Try it
Every entry below should be repeated exactly; the pictures should not.

Information given
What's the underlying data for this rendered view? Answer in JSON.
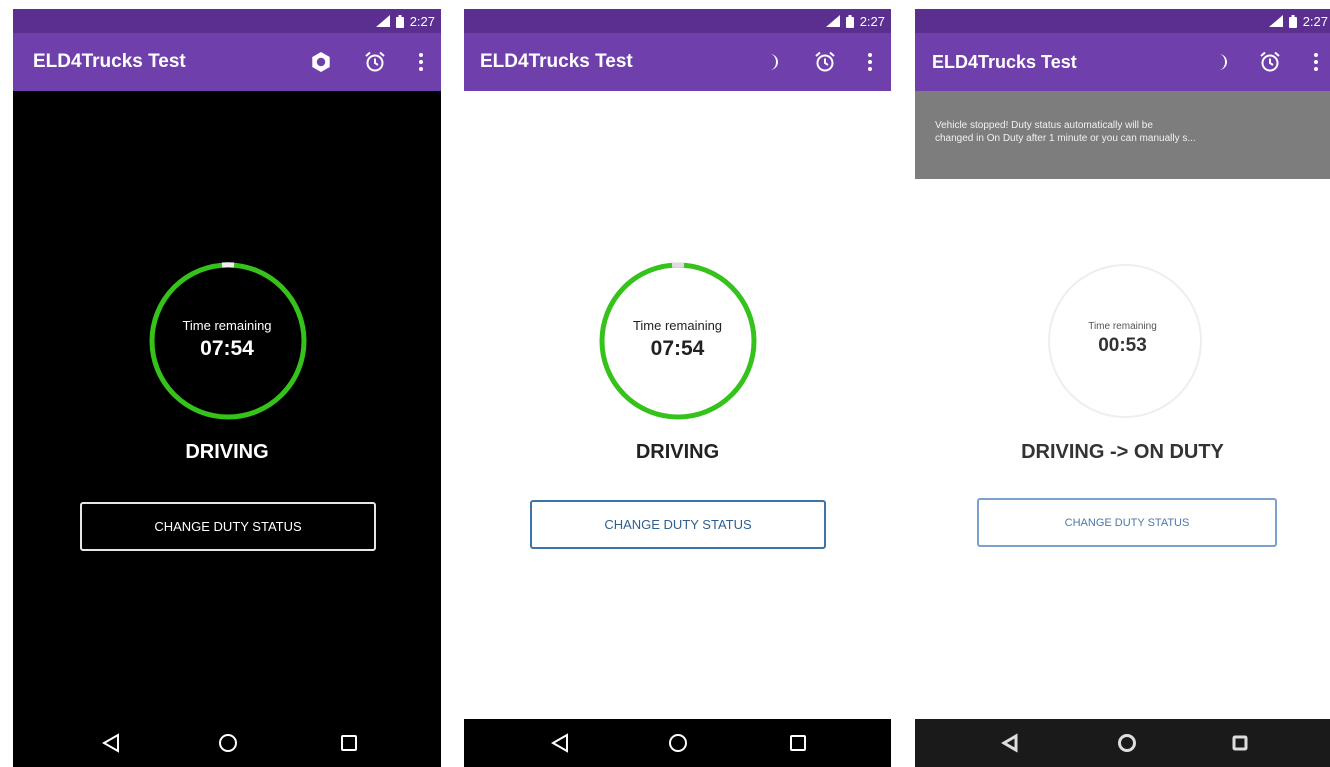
{
  "colors": {
    "app_bar": "#6f3fab",
    "status_bar": "#5a2f8f",
    "ring_green": "#35c21a",
    "ring_gap": "#eeeeee",
    "button_blue": "#3d74a8",
    "snackbar_gray": "#7d7d7d"
  },
  "status_bar": {
    "time": "2:27"
  },
  "app": {
    "title": "ELD4Trucks Test"
  },
  "screens": [
    {
      "theme": "dark",
      "time_label": "Time remaining",
      "time_value": "07:54",
      "status": "DRIVING",
      "button_label": "CHANGE DUTY STATUS",
      "theme_icon": "brightness-icon"
    },
    {
      "theme": "light",
      "time_label": "Time remaining",
      "time_value": "07:54",
      "status": "DRIVING",
      "button_label": "CHANGE DUTY STATUS",
      "theme_icon": "moon-icon"
    },
    {
      "theme": "light",
      "snackbar": {
        "line1": "Vehicle stopped! Duty status automatically will be",
        "line2": "changed in On Duty after 1 minute or you can manually s..."
      },
      "time_label": "Time remaining",
      "time_value": "00:53",
      "status": "DRIVING -> ON DUTY",
      "button_label": "CHANGE DUTY STATUS",
      "theme_icon": "moon-icon"
    }
  ],
  "icons": {
    "alarm": "alarm-icon",
    "overflow": "more-vert-icon",
    "back": "back-triangle-icon",
    "home": "home-circle-icon",
    "recents": "recents-square-icon",
    "signal": "signal-icon",
    "battery": "battery-icon"
  }
}
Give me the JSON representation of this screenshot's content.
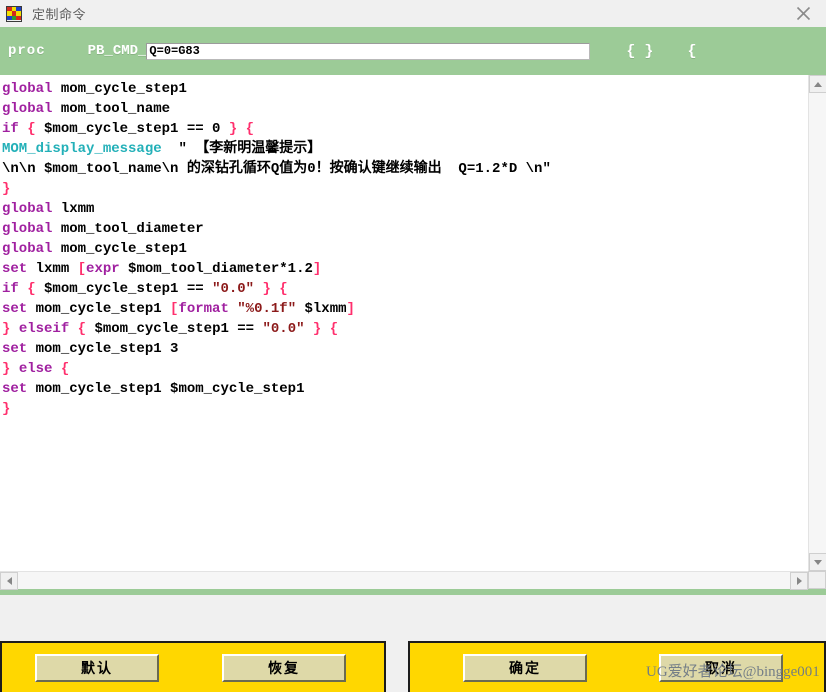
{
  "window": {
    "title": "定制命令",
    "icon": "app-grid-icon",
    "close_label": "×",
    "icon_colors": [
      "#d42a1d",
      "#f2e000",
      "#1f3fc4",
      "#f2e000",
      "#d42a1d",
      "#f2e000",
      "#1f3fc4",
      "#2e9e2e",
      "#d42a1d"
    ]
  },
  "toolbar": {
    "proc_keyword": "proc",
    "name_prefix": "PB_CMD_",
    "proc_name_value": "Q=0=G83",
    "proc_name_placeholder": "",
    "brace_1": "{ }",
    "brace_2": "{",
    "background": "#9ccb97"
  },
  "editor": {
    "lines": [
      [
        {
          "t": "global",
          "c": "kw"
        },
        {
          "t": " mom_cycle_step1",
          "c": "plain"
        }
      ],
      [
        {
          "t": "global",
          "c": "kw"
        },
        {
          "t": " mom_tool_name",
          "c": "plain"
        }
      ],
      [
        {
          "t": "if",
          "c": "kw"
        },
        {
          "t": " ",
          "c": "plain"
        },
        {
          "t": "{",
          "c": "br"
        },
        {
          "t": " $mom_cycle_step1 == 0 ",
          "c": "plain"
        },
        {
          "t": "}",
          "c": "br"
        },
        {
          "t": " ",
          "c": "plain"
        },
        {
          "t": "{",
          "c": "br"
        }
      ],
      [
        {
          "t": "MOM_display_message",
          "c": "cmd"
        },
        {
          "t": "  \" 【李新明温馨提示】",
          "c": "plain"
        }
      ],
      [
        {
          "t": "\\n\\n $mom_tool_name\\n 的深钻孔循环Q值为0！按确认键继续输出  Q=1.2*D \\n\"",
          "c": "plain"
        }
      ],
      [
        {
          "t": "}",
          "c": "br"
        }
      ],
      [
        {
          "t": "global",
          "c": "kw"
        },
        {
          "t": " lxmm",
          "c": "plain"
        }
      ],
      [
        {
          "t": "global",
          "c": "kw"
        },
        {
          "t": " mom_tool_diameter",
          "c": "plain"
        }
      ],
      [
        {
          "t": "global",
          "c": "kw"
        },
        {
          "t": " mom_cycle_step1",
          "c": "plain"
        }
      ],
      [
        {
          "t": "set",
          "c": "kw"
        },
        {
          "t": " lxmm ",
          "c": "plain"
        },
        {
          "t": "[",
          "c": "br"
        },
        {
          "t": "expr",
          "c": "kw"
        },
        {
          "t": " $mom_tool_diameter*1.2",
          "c": "plain"
        },
        {
          "t": "]",
          "c": "br"
        }
      ],
      [
        {
          "t": "if",
          "c": "kw"
        },
        {
          "t": " ",
          "c": "plain"
        },
        {
          "t": "{",
          "c": "br"
        },
        {
          "t": " $mom_cycle_step1 == ",
          "c": "plain"
        },
        {
          "t": "\"0.0\"",
          "c": "str"
        },
        {
          "t": " ",
          "c": "plain"
        },
        {
          "t": "}",
          "c": "br"
        },
        {
          "t": " ",
          "c": "plain"
        },
        {
          "t": "{",
          "c": "br"
        }
      ],
      [
        {
          "t": "set",
          "c": "kw"
        },
        {
          "t": " mom_cycle_step1 ",
          "c": "plain"
        },
        {
          "t": "[",
          "c": "br"
        },
        {
          "t": "format",
          "c": "kw"
        },
        {
          "t": " ",
          "c": "plain"
        },
        {
          "t": "\"%0.1f\"",
          "c": "str"
        },
        {
          "t": " $lxmm",
          "c": "plain"
        },
        {
          "t": "]",
          "c": "br"
        }
      ],
      [
        {
          "t": "}",
          "c": "br"
        },
        {
          "t": " ",
          "c": "plain"
        },
        {
          "t": "elseif",
          "c": "kw"
        },
        {
          "t": " ",
          "c": "plain"
        },
        {
          "t": "{",
          "c": "br"
        },
        {
          "t": " $mom_cycle_step1 == ",
          "c": "plain"
        },
        {
          "t": "\"0.0\"",
          "c": "str"
        },
        {
          "t": " ",
          "c": "plain"
        },
        {
          "t": "}",
          "c": "br"
        },
        {
          "t": " ",
          "c": "plain"
        },
        {
          "t": "{",
          "c": "br"
        }
      ],
      [
        {
          "t": "set",
          "c": "kw"
        },
        {
          "t": " mom_cycle_step1 3",
          "c": "plain"
        }
      ],
      [
        {
          "t": "}",
          "c": "br"
        },
        {
          "t": " ",
          "c": "plain"
        },
        {
          "t": "else",
          "c": "kw"
        },
        {
          "t": " ",
          "c": "plain"
        },
        {
          "t": "{",
          "c": "br"
        }
      ],
      [
        {
          "t": "set",
          "c": "kw"
        },
        {
          "t": " mom_cycle_step1 $mom_cycle_step1",
          "c": "plain"
        }
      ],
      [
        {
          "t": "}",
          "c": "br"
        }
      ]
    ],
    "colors": {
      "keyword": "#a020a0",
      "command": "#23b0b8",
      "brace": "#ff2f6d",
      "string": "#8c1a1a",
      "text": "#000000",
      "background": "#ffffff"
    }
  },
  "scrollbars": {
    "vertical": {
      "up": "scroll-up-arrow",
      "down": "scroll-down-arrow"
    },
    "horizontal": {
      "left": "scroll-left-arrow",
      "right": "scroll-right-arrow"
    }
  },
  "footer": {
    "panel_background": "#ffd700",
    "left_buttons": [
      {
        "label": "默认",
        "name": "default-button"
      },
      {
        "label": "恢复",
        "name": "restore-button"
      }
    ],
    "right_buttons": [
      {
        "label": "确定",
        "name": "ok-button"
      },
      {
        "label": "取消",
        "name": "cancel-button"
      }
    ],
    "watermark": "UG爱好者论坛@bingge001"
  }
}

Exercise output
What's the underlying data for this rendered view? Answer in JSON.
{
  "colors": {
    "app_bar": "#6f3fab",
    "status_bar": "#5a2f8f",
    "ring_green": "#35c21a",
    "ring_gap": "#eeeeee",
    "button_blue": "#3d74a8",
    "snackbar_gray": "#7d7d7d"
  },
  "status_bar": {
    "time": "2:27"
  },
  "app": {
    "title": "ELD4Trucks Test"
  },
  "screens": [
    {
      "theme": "dark",
      "time_label": "Time remaining",
      "time_value": "07:54",
      "status": "DRIVING",
      "button_label": "CHANGE DUTY STATUS",
      "theme_icon": "brightness-icon"
    },
    {
      "theme": "light",
      "time_label": "Time remaining",
      "time_value": "07:54",
      "status": "DRIVING",
      "button_label": "CHANGE DUTY STATUS",
      "theme_icon": "moon-icon"
    },
    {
      "theme": "light",
      "snackbar": {
        "line1": "Vehicle stopped! Duty status automatically will be",
        "line2": "changed in On Duty after 1 minute or you can manually s..."
      },
      "time_label": "Time remaining",
      "time_value": "00:53",
      "status": "DRIVING -> ON DUTY",
      "button_label": "CHANGE DUTY STATUS",
      "theme_icon": "moon-icon"
    }
  ],
  "icons": {
    "alarm": "alarm-icon",
    "overflow": "more-vert-icon",
    "back": "back-triangle-icon",
    "home": "home-circle-icon",
    "recents": "recents-square-icon",
    "signal": "signal-icon",
    "battery": "battery-icon"
  }
}
Give me the JSON representation of this screenshot's content.
{
  "window": {
    "title": "定制命令",
    "icon": "app-grid-icon",
    "close_label": "×",
    "icon_colors": [
      "#d42a1d",
      "#f2e000",
      "#1f3fc4",
      "#f2e000",
      "#d42a1d",
      "#f2e000",
      "#1f3fc4",
      "#2e9e2e",
      "#d42a1d"
    ]
  },
  "toolbar": {
    "proc_keyword": "proc",
    "name_prefix": "PB_CMD_",
    "proc_name_value": "Q=0=G83",
    "proc_name_placeholder": "",
    "brace_1": "{ }",
    "brace_2": "{",
    "background": "#9ccb97"
  },
  "editor": {
    "lines": [
      [
        {
          "t": "global",
          "c": "kw"
        },
        {
          "t": " mom_cycle_step1",
          "c": "plain"
        }
      ],
      [
        {
          "t": "global",
          "c": "kw"
        },
        {
          "t": " mom_tool_name",
          "c": "plain"
        }
      ],
      [
        {
          "t": "if",
          "c": "kw"
        },
        {
          "t": " ",
          "c": "plain"
        },
        {
          "t": "{",
          "c": "br"
        },
        {
          "t": " $mom_cycle_step1 == 0 ",
          "c": "plain"
        },
        {
          "t": "}",
          "c": "br"
        },
        {
          "t": " ",
          "c": "plain"
        },
        {
          "t": "{",
          "c": "br"
        }
      ],
      [
        {
          "t": "MOM_display_message",
          "c": "cmd"
        },
        {
          "t": "  \" 【李新明温馨提示】",
          "c": "plain"
        }
      ],
      [
        {
          "t": "\\n\\n $mom_tool_name\\n 的深钻孔循环Q值为0！按确认键继续输出  Q=1.2*D \\n\"",
          "c": "plain"
        }
      ],
      [
        {
          "t": "}",
          "c": "br"
        }
      ],
      [
        {
          "t": "global",
          "c": "kw"
        },
        {
          "t": " lxmm",
          "c": "plain"
        }
      ],
      [
        {
          "t": "global",
          "c": "kw"
        },
        {
          "t": " mom_tool_diameter",
          "c": "plain"
        }
      ],
      [
        {
          "t": "global",
          "c": "kw"
        },
        {
          "t": " mom_cycle_step1",
          "c": "plain"
        }
      ],
      [
        {
          "t": "set",
          "c": "kw"
        },
        {
          "t": " lxmm ",
          "c": "plain"
        },
        {
          "t": "[",
          "c": "br"
        },
        {
          "t": "expr",
          "c": "kw"
        },
        {
          "t": " $mom_tool_diameter*1.2",
          "c": "plain"
        },
        {
          "t": "]",
          "c": "br"
        }
      ],
      [
        {
          "t": "if",
          "c": "kw"
        },
        {
          "t": " ",
          "c": "plain"
        },
        {
          "t": "{",
          "c": "br"
        },
        {
          "t": " $mom_cycle_step1 == ",
          "c": "plain"
        },
        {
          "t": "\"0.0\"",
          "c": "str"
        },
        {
          "t": " ",
          "c": "plain"
        },
        {
          "t": "}",
          "c": "br"
        },
        {
          "t": " ",
          "c": "plain"
        },
        {
          "t": "{",
          "c": "br"
        }
      ],
      [
        {
          "t": "set",
          "c": "kw"
        },
        {
          "t": " mom_cycle_step1 ",
          "c": "plain"
        },
        {
          "t": "[",
          "c": "br"
        },
        {
          "t": "format",
          "c": "kw"
        },
        {
          "t": " ",
          "c": "plain"
        },
        {
          "t": "\"%0.1f\"",
          "c": "str"
        },
        {
          "t": " $lxmm",
          "c": "plain"
        },
        {
          "t": "]",
          "c": "br"
        }
      ],
      [
        {
          "t": "}",
          "c": "br"
        },
        {
          "t": " ",
          "c": "plain"
        },
        {
          "t": "elseif",
          "c": "kw"
        },
        {
          "t": " ",
          "c": "plain"
        },
        {
          "t": "{",
          "c": "br"
        },
        {
          "t": " $mom_cycle_step1 == ",
          "c": "plain"
        },
        {
          "t": "\"0.0\"",
          "c": "str"
        },
        {
          "t": " ",
          "c": "plain"
        },
        {
          "t": "}",
          "c": "br"
        },
        {
          "t": " ",
          "c": "plain"
        },
        {
          "t": "{",
          "c": "br"
        }
      ],
      [
        {
          "t": "set",
          "c": "kw"
        },
        {
          "t": " mom_cycle_step1 3",
          "c": "plain"
        }
      ],
      [
        {
          "t": "}",
          "c": "br"
        },
        {
          "t": " ",
          "c": "plain"
        },
        {
          "t": "else",
          "c": "kw"
        },
        {
          "t": " ",
          "c": "plain"
        },
        {
          "t": "{",
          "c": "br"
        }
      ],
      [
        {
          "t": "set",
          "c": "kw"
        },
        {
          "t": " mom_cycle_step1 $mom_cycle_step1",
          "c": "plain"
        }
      ],
      [
        {
          "t": "}",
          "c": "br"
        }
      ]
    ],
    "colors": {
      "keyword": "#a020a0",
      "command": "#23b0b8",
      "brace": "#ff2f6d",
      "string": "#8c1a1a",
      "text": "#000000",
      "background": "#ffffff"
    }
  },
  "scrollbars": {
    "vertical": {
      "up": "scroll-up-arrow",
      "down": "scroll-down-arrow"
    },
    "horizontal": {
      "left": "scroll-left-arrow",
      "right": "scroll-right-arrow"
    }
  },
  "footer": {
    "panel_background": "#ffd700",
    "left_buttons": [
      {
        "label": "默认",
        "name": "default-button"
      },
      {
        "label": "恢复",
        "name": "restore-button"
      }
    ],
    "right_buttons": [
      {
        "label": "确定",
        "name": "ok-button"
      },
      {
        "label": "取消",
        "name": "cancel-button"
      }
    ],
    "watermark": "UG爱好者论坛@bingge001"
  }
}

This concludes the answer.